Posted on December 24, 2010My fondest (and probably first) memory of Christmas morning is when I was about 5 years old. I snuck down early (which of course, was a big no-no), and found under the tree a really cool Fort Apache set, complete with little U.S. Cavalry figures and the fierce little Apache Indians.
Those toy Cowboys and Indians gave me hours and hours of enjoyment, as I dreamed up ways that the two sides would wipe each other out. This was in the late 1960s, and back then, Daniel Boone, Ponderosa, Gunsmoke and other television shows chronicled how the West was won. We watched them just about every night.
There may have been some ambivalence among the intelligentsia back then about who were the good guys and who were the bad guys. There wasn’t that much ambivalence in my family. We were on John Wayne’s side.
Dad would sometimes set up action sequences with the toy soldiers after I went to bed, and I would wake up to discover a fort he had built with blocks, with good guys under attack from the bad guys. It was always a bunch of fun to check out what he came up with. This wasn’t a passing fancy for me. I played with toy soldiers well into seventh grade, and that kind of play helped me develop a real interest in history.
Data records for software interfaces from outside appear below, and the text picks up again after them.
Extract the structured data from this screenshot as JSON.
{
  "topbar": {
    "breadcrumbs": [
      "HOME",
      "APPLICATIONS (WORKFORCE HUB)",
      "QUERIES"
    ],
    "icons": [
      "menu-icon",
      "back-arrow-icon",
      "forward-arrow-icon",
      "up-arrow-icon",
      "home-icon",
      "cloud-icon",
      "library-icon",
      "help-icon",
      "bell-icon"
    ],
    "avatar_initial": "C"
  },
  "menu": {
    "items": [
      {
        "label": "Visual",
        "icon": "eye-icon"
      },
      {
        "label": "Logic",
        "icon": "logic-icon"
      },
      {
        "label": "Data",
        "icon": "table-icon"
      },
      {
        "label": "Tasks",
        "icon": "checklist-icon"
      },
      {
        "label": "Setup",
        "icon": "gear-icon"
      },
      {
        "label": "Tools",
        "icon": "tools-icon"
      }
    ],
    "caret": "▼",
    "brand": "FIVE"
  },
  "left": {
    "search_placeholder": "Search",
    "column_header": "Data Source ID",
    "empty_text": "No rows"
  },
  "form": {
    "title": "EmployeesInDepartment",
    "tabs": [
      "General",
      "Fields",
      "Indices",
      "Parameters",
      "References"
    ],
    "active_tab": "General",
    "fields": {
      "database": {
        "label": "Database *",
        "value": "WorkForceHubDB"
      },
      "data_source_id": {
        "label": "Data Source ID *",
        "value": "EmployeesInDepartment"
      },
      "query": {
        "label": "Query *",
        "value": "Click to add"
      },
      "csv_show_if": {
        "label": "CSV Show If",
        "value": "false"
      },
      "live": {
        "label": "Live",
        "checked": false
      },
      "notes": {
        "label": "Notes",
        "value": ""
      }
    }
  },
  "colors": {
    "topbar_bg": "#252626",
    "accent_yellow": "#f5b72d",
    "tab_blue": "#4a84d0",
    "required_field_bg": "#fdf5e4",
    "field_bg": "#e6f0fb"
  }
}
That turned out to be the one school subject I was really good at.
A few years later, we got Pong for Christmas, and that led to hours of fierce competition between my brothers and I for Pong supremacy. The sheer simplicity and elegance of Pong really hasn’t been matched by other video games. The next generation was Atari’s Space Invaders, and while that was cool, it wasn’t nearly as competitive as Pong.
One of our family traditions in my later teen years was to go our Aunt Jean’s house for Christmas. We would play Ping Pong before the big Christmas meal and then play team Jeopardy after Christmas. Competition was the name of the game. Once we hit our twenties, we would add in some Liar’s Poker (along with a few beers).
Probably one of the most enduring traditions of the Feehery Christmas was that after a few years, the traditions would change. As people get older, move away, or especially get married or divorced, things change. For example, cooking Christmas dinner for 50 people just wasn’t something Aunt Jean wanted to do after a while. So, we had to find other ways and other places to get together.
Now, I have my own son, who will soon turn 5. I know it isn’t politically correct, but I got him a set of toy Cowboys and Indians. You can’t really find them in the stores, but if you look on-line, you can get them from an outfit called ToySoldiers.com. My dad asked me to buy Jack a present for him, and when I told him that I bought him some toy Cowboys and Indians, he immediately said, “make that from me.”
I don’t know if Jack will like these little plastic characters as much as I did when I was his age, but my guess is that he will. There is just something about boys and toy soldiers.
We aren’t going home for Christmas this year, because, well, we are trying to start our own traditions in our little family. But as I have discovered over a lifetime of Christmas’s, the one thing that stays constant in life is change. The traditions that best adapt to change are the ones that last the longest.
I hope you all have a Merry Christmas, no matter what your tradition is.